It turns out that Iran’s letter to the P5+1 (the UN security council’s permanent members plus Germany) isn’t a flat stonewall of nuclear talks, but a gauzy invitation for negotiations about, well, almost anything…except Iran’s nucelar program. And while I’ve been very much in favor of such talks in the past, we are dealing with a very different Iran after the June 12 elections.
There needs to be some further evidence from the Iranian side that the proposed negotiations are more than just an empty exercise to confer legitimacy on a regime that lost the faith of much of its public in June. For starters, Iran needs to provide the documentation on its nuclear program–which could well be legal under international law, if it only involves enriching uranium–that the IAEA has been requesting. But don’t hold your breath, especially now that the Russians and Chinese have indicated that they won’t agree to an augmented sanctions regime.
Which puts us back…where we always were with the Iranians. I would guess that there are two paths now–one public and one very private. I don’t see how the President can agree to talks on Iran’s terms, given the events of recent months and Iran’s refusal to comply with all the terms of the Nuclear Non-Proliferation Treaty that it signed.
Privately, it’s another story.
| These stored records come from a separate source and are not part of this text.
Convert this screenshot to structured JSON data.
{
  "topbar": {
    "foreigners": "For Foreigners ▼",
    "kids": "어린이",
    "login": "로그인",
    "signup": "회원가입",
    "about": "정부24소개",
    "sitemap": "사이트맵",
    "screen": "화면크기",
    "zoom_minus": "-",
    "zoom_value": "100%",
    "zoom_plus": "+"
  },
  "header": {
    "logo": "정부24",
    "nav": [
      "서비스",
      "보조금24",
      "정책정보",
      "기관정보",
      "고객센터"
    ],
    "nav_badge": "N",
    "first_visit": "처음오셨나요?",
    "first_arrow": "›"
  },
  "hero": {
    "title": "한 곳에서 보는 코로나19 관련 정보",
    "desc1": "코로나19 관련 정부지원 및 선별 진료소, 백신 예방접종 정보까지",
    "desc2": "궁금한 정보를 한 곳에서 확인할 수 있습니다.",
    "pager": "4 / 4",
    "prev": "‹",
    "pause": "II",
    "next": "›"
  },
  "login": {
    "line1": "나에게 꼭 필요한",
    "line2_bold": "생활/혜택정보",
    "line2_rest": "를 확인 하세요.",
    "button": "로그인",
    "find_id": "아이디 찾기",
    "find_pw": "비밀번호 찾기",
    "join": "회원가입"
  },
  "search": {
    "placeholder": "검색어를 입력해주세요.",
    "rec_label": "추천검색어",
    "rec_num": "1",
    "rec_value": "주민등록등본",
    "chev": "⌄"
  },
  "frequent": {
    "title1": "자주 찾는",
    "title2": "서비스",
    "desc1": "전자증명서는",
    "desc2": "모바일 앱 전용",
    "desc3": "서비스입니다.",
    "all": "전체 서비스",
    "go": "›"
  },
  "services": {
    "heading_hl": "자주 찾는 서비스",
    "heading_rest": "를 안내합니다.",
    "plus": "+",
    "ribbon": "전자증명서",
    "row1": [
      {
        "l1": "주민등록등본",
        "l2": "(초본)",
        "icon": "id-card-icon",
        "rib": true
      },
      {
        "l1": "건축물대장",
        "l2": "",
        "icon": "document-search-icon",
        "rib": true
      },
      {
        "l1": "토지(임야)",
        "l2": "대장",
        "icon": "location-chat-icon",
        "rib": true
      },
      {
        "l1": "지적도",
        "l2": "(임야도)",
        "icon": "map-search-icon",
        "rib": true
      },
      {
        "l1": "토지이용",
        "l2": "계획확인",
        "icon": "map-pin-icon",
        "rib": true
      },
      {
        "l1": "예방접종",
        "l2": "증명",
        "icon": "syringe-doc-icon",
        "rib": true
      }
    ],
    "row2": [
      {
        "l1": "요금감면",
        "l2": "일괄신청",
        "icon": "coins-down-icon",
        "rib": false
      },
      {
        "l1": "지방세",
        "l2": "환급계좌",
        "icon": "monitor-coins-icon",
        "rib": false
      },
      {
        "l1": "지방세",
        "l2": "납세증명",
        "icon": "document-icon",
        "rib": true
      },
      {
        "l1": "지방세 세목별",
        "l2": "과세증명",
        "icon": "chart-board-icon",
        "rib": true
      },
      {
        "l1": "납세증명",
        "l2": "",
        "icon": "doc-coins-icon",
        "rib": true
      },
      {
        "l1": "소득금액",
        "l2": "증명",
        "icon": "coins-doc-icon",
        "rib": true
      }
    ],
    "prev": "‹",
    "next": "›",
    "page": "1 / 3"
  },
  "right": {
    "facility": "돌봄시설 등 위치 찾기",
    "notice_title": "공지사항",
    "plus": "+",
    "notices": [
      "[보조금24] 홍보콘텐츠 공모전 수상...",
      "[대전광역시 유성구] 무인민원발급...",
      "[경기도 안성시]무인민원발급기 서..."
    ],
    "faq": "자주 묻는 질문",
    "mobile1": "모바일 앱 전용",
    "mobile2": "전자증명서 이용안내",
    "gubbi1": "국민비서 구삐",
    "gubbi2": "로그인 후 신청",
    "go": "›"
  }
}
I’d hope that U.S. diplomats are quietly probing the Iranians to see what sort of initial agreements might be reached if the talks commenced. A model for this sort of diplomacy was Henry Kissinger’s secret outreach to China in the early 1970s. If the Iranians can be privately convinced to make some initial concessions–including the documentation the IAEA seeks–the U.S. could promise some concessions in return: spare parts for Iran’s aging Boeing fleet, for example. The talks could begin with a mutual show of good faith.
Vague talks about the importance of global nuclear disarmament offer us nothing while conferring legitimact on the Khamenei-Ahamadinejad government. They are a recipe for dithering.
I’d like to see the United States resume formal diplomatic relations with Iran and so, I think, would the President. But I’m not sure about the Iranians…and it’s now essential for them to demonstrate good faith if the process is to begin.